### Task details
Give back the entries exactly as they read, leaving each image out.

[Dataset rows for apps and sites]
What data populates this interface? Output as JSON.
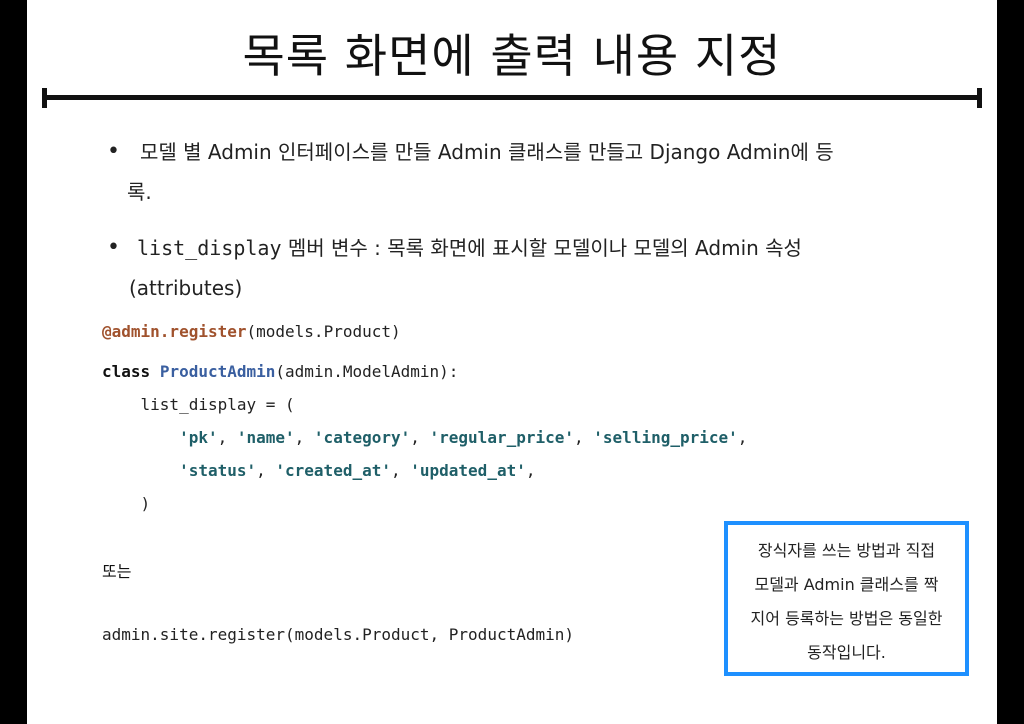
{
  "title": "목록 화면에 출력 내용 지정",
  "bullets": [
    {
      "line1": "모델 별 Admin 인터페이스를 만들 Admin 클래스를 만들고 Django Admin에 등",
      "line2": "록."
    },
    {
      "code": "list_display",
      "line1_rest": " 멤버 변수 : 목록 화면에 표시할 모델이나 모델의 Admin 속성",
      "line2": "(attributes)"
    }
  ],
  "code": {
    "decorator": "@admin.register",
    "decorator_args": "(models.Product)",
    "kw_class": "class",
    "class_name": "ProductAdmin",
    "class_base": "(admin.ModelAdmin):",
    "list_display_line": "    list_display = (",
    "fields_row1": [
      "'pk'",
      "'name'",
      "'category'",
      "'regular_price'",
      "'selling_price'"
    ],
    "fields_row2": [
      "'status'",
      "'created_at'",
      "'updated_at'"
    ],
    "close_paren": "    )",
    "or_label": "또는",
    "site_register": "admin.site.register(models.Product, ProductAdmin)"
  },
  "note": {
    "lines": [
      "장식자를 쓰는 방법과 직접",
      "모델과 Admin 클래스를 짝",
      "지어 등록하는 방법은 동일한",
      "동작입니다."
    ]
  },
  "colors": {
    "decorator": "#a0522d",
    "class_name": "#3a5fa0",
    "string": "#1f5f68",
    "note_border": "#1e90ff"
  }
}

### Solved exercise
What data populates this interface? Output as JSON.
{
  "title": "목록 화면에 출력 내용 지정",
  "bullets": [
    {
      "line1": "모델 별 Admin 인터페이스를 만들 Admin 클래스를 만들고 Django Admin에 등",
      "line2": "록."
    },
    {
      "code": "list_display",
      "line1_rest": " 멤버 변수 : 목록 화면에 표시할 모델이나 모델의 Admin 속성",
      "line2": "(attributes)"
    }
  ],
  "code": {
    "decorator": "@admin.register",
    "decorator_args": "(models.Product)",
    "kw_class": "class",
    "class_name": "ProductAdmin",
    "class_base": "(admin.ModelAdmin):",
    "list_display_line": "    list_display = (",
    "fields_row1": [
      "'pk'",
      "'name'",
      "'category'",
      "'regular_price'",
      "'selling_price'"
    ],
    "fields_row2": [
      "'status'",
      "'created_at'",
      "'updated_at'"
    ],
    "close_paren": "    )",
    "or_label": "또는",
    "site_register": "admin.site.register(models.Product, ProductAdmin)"
  },
  "note": {
    "lines": [
      "장식자를 쓰는 방법과 직접",
      "모델과 Admin 클래스를 짝",
      "지어 등록하는 방법은 동일한",
      "동작입니다."
    ]
  },
  "colors": {
    "decorator": "#a0522d",
    "class_name": "#3a5fa0",
    "string": "#1f5f68",
    "note_border": "#1e90ff"
  }
}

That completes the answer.